Voting at Angola's more than 10,000 polling stations is reported to have been slow but much more orderly than four years ago, when voting had to be extended into a second day.
"Today the people have the power in their hands and it is a great responsibility," he added.
With 9 million people registered to vote, no major shocks were expected with a change to the constitution meaning that the leader of the largest party becomes president.
In the last election, Dos Santos' People's Movement for the Liberation of Angola (MPLA) won more than 80 percent of the vote.
Among the smaller and weaker opponents of the ruling party is the former rebel National Union for the Total Independence of Angola, UNITA - which fought the MPLA during the civil war.
UNITA took only 10 percent of the vote in the 2008 elections, with leader Isaias Samakuva denouncing alleged irregularities in electoral system.
This time, UNITA has alleged that thousands of its observers were not granted accreditation and thus refused access to polling stations in the capital. Samakuva warned that he might contest the election result.
"I did my civic duty even if we are not satisfied with the electoral process," he told reporters after casting his ballot in a wealthy suburb.
Investement and oil wealth
Dos Santos has claimed credit for helping to bring the country out of civil war and a program of investment in public services and infrastructure. However, among the other issues being debated is the uneven distribution of oil wealth and high unemployment among youth, with low inward capital investment in Angola by outside stakeholders.
A new contender, CASA, is also standing against UNITA and the MPLA. The party was created in April by a former UNITA official and a high-profile MPLA defector.
During his rule, the Dos Santos family, particularly his daughter Isabel, has built a large international business empire. Coming to power in September 1979, he is Africa's second-longest serving head of state after President of Equatorial Guinea Obiang Nguema Mbasogo, who assumed the presidency of his country only a month earlier.
These were just Angola's third elections since the country gained independence.

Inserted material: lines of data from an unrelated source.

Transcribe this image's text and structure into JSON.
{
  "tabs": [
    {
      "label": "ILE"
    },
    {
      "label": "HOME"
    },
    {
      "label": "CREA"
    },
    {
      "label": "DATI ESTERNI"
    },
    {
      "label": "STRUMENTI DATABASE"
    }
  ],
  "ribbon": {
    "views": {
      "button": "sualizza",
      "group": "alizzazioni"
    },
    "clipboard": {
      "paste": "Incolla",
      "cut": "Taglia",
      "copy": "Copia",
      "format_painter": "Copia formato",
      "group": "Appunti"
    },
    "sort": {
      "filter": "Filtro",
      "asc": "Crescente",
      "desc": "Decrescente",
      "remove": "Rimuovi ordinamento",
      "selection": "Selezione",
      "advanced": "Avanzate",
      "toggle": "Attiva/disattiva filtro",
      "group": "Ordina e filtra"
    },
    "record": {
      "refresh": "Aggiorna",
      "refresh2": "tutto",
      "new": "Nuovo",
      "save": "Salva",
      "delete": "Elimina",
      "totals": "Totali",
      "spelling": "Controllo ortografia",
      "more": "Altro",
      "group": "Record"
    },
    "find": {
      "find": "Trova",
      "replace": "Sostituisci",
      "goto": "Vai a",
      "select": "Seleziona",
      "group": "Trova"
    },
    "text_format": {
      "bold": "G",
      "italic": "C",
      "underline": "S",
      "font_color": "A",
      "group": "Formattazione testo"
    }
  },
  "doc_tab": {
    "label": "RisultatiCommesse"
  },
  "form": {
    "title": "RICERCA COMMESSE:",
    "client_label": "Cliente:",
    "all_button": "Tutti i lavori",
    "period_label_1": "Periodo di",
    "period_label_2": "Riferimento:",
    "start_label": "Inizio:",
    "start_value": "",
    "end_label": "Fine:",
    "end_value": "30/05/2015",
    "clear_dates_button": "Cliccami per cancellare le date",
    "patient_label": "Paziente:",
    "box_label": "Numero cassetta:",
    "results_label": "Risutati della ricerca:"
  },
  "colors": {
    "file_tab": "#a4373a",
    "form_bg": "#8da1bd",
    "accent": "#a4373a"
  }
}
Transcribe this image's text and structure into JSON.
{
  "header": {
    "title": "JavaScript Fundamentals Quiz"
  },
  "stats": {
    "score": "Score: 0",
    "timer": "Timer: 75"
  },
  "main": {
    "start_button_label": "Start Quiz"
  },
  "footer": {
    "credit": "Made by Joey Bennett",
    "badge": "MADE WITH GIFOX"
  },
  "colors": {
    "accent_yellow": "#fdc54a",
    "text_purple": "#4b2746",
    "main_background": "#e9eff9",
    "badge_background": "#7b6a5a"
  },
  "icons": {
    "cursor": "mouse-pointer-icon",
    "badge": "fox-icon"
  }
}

The head of the National Election Commission said the first preliminary results could come as soon as Saturday, with final results expected sometime next week.
pfd,rc/sej (AFP, dpa, Reuters)